▸ INFORMATION PROVIDED:

┌──

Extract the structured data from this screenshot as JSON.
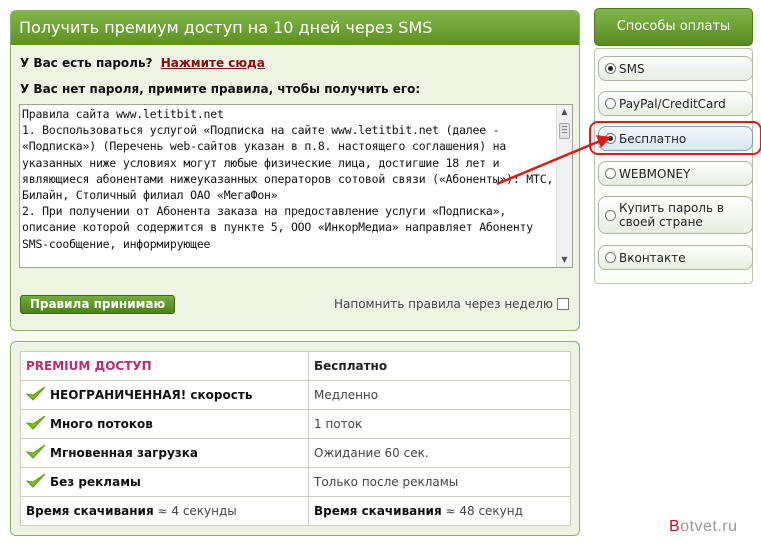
{
  "sms_panel": {
    "title": "Получить премиум доступ на 10 дней через SMS",
    "have_password": "У Вас есть пароль?",
    "click_here": "Нажмите сюда",
    "no_password": "У Вас нет пароля, примите правила, чтобы получить его:",
    "rules_text": "Правила сайта www.letitbit.net\n1. Воспользоваться услугой «Подписка на сайте www.letitbit.net (далее - «Подписка») (Перечень web-сайтов указан в п.8. настоящего соглашения) на указанных ниже условиях могут любые физические лица, достигшие 18 лет и являющиеся абонентами нижеуказанных операторов сотовой связи («Абоненты»): МТС, Билайн, Столичный филиал ОАО «МегаФон»\n2. При получении от Абонента заказа на предоставление услуги «Подписка», описание которой содержится в пункте 5, ООО «ИнкорМедиа» направляет Абоненту SMS-сообщение, информирующее",
    "accept_button": "Правила принимаю",
    "remind_label": "Напомнить правила через неделю"
  },
  "compare_table": {
    "premium_header": "PREMIUM ДОСТУП",
    "free_header": "Бесплатно",
    "rows": [
      {
        "premium": "НЕОГРАНИЧЕННАЯ! скорость",
        "free": "Медленно"
      },
      {
        "premium": "Много потоков",
        "free": "1 поток"
      },
      {
        "premium": "Мгновенная загрузка",
        "free": "Ожидание 60 сек."
      },
      {
        "premium": "Без рекламы",
        "free": "Только после рекламы"
      }
    ],
    "download_label": "Время скачивания",
    "premium_time": "≈ 4 секунды",
    "free_time": "≈ 48 секунд"
  },
  "payment": {
    "header": "Способы оплаты",
    "options": [
      {
        "label": "SMS",
        "selected": false
      },
      {
        "label": "PayPal/CreditCard",
        "selected": false
      },
      {
        "label": "Бесплатно",
        "selected": true
      },
      {
        "label": "WEBMONEY",
        "selected": false
      },
      {
        "label": "Купить пароль в своей стране",
        "selected": false
      },
      {
        "label": "Вконтакте",
        "selected": false
      }
    ]
  },
  "watermark": {
    "prefix": "B",
    "rest": "otvet.ru"
  },
  "colors": {
    "accent_green": "#5d8f24",
    "highlight_red": "#d81d1d",
    "premium_pink": "#b3306c"
  },
  "icons": [
    "check-icon",
    "radio-icon",
    "scroll-up-icon",
    "scroll-down-icon",
    "arrow-annotation"
  ]
}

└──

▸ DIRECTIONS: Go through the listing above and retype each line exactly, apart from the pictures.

▸ TASK RESPONSE:
Extract the structured data from this screenshot as JSON.
{
  "sms_panel": {
    "title": "Получить премиум доступ на 10 дней через SMS",
    "have_password": "У Вас есть пароль?",
    "click_here": "Нажмите сюда",
    "no_password": "У Вас нет пароля, примите правила, чтобы получить его:",
    "rules_text": "Правила сайта www.letitbit.net\n1. Воспользоваться услугой «Подписка на сайте www.letitbit.net (далее - «Подписка») (Перечень web-сайтов указан в п.8. настоящего соглашения) на указанных ниже условиях могут любые физические лица, достигшие 18 лет и являющиеся абонентами нижеуказанных операторов сотовой связи («Абоненты»): МТС, Билайн, Столичный филиал ОАО «МегаФон»\n2. При получении от Абонента заказа на предоставление услуги «Подписка», описание которой содержится в пункте 5, ООО «ИнкорМедиа» направляет Абоненту SMS-сообщение, информирующее",
    "accept_button": "Правила принимаю",
    "remind_label": "Напомнить правила через неделю"
  },
  "compare_table": {
    "premium_header": "PREMIUM ДОСТУП",
    "free_header": "Бесплатно",
    "rows": [
      {
        "premium": "НЕОГРАНИЧЕННАЯ! скорость",
        "free": "Медленно"
      },
      {
        "premium": "Много потоков",
        "free": "1 поток"
      },
      {
        "premium": "Мгновенная загрузка",
        "free": "Ожидание 60 сек."
      },
      {
        "premium": "Без рекламы",
        "free": "Только после рекламы"
      }
    ],
    "download_label": "Время скачивания",
    "premium_time": "≈ 4 секунды",
    "free_time": "≈ 48 секунд"
  },
  "payment": {
    "header": "Способы оплаты",
    "options": [
      {
        "label": "SMS",
        "selected": false
      },
      {
        "label": "PayPal/CreditCard",
        "selected": false
      },
      {
        "label": "Бесплатно",
        "selected": true
      },
      {
        "label": "WEBMONEY",
        "selected": false
      },
      {
        "label": "Купить пароль в своей стране",
        "selected": false
      },
      {
        "label": "Вконтакте",
        "selected": false
      }
    ]
  },
  "watermark": {
    "prefix": "B",
    "rest": "otvet.ru"
  },
  "colors": {
    "accent_green": "#5d8f24",
    "highlight_red": "#d81d1d",
    "premium_pink": "#b3306c"
  },
  "icons": [
    "check-icon",
    "radio-icon",
    "scroll-up-icon",
    "scroll-down-icon",
    "arrow-annotation"
  ]
}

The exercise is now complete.